TOEFL iBT = 100 minimum
IELTS – 7.0 minimum
An official score report must be sent directly from Educational Testing Services (TOEFL). TOEFL School Code: 3240.
Applicants that meet either of the criteria below do not need to submit proof of English proficiency.
Applicants who completed an undergraduate OR graduate degree from a regionally-accredited institution within the United States
Applicants who completed an undergraduate OR graduate degree at an institution outside of the United States where the language of instruction was English
The Lynch School offers Conditional Acceptance to applicants that fulfill all academic requirements for admission to and are accepted to the program, but whose level of English proficiency does not meet the minimum requirements. In these cases, admitted students will be granted conditional admission, but will have to retake the TOEFL or IELTS exam and submit an official score report that shows the minimum score has been met no later than six weeks prior to the start of the semester in which the student’s program will begin. If a student with conditional admission does not submit a passing TOEFL or IELTS score within the allotted time frame, he/she will be granted a deferral to start in a future semester, no later than one year from the original start term.
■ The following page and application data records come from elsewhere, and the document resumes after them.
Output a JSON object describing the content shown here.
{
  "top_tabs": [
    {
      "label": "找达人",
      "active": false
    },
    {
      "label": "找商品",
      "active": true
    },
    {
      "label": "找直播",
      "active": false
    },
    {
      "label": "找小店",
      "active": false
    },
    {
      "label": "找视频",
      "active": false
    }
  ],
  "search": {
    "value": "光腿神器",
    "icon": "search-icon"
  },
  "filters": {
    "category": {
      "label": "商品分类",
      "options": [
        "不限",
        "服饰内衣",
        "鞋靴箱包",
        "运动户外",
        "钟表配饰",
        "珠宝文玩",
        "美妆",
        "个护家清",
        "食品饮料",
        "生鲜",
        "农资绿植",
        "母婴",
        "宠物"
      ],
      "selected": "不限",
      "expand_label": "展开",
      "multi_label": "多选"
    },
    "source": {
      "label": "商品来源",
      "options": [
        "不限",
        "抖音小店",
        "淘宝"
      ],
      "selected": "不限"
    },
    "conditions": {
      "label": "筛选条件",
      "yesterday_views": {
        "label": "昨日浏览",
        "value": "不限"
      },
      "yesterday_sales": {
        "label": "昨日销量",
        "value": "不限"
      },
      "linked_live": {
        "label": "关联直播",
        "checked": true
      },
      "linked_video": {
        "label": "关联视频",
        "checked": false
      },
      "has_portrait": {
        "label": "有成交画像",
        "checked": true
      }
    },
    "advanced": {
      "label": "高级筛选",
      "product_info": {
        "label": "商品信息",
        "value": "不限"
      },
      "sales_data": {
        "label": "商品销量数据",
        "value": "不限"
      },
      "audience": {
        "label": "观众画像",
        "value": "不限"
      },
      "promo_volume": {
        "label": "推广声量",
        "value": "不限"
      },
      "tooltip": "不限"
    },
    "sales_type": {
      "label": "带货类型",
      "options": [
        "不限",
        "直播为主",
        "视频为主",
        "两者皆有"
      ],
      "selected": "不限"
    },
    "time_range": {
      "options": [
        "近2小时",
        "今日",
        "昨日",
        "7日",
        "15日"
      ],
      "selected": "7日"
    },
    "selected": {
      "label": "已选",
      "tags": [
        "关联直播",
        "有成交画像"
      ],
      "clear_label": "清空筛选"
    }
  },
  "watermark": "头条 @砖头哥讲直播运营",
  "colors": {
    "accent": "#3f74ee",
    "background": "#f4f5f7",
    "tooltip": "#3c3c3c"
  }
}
Due to this policy, we strongly encourage international applicants to apply as early as possible in order to ensure that these conditions can be met.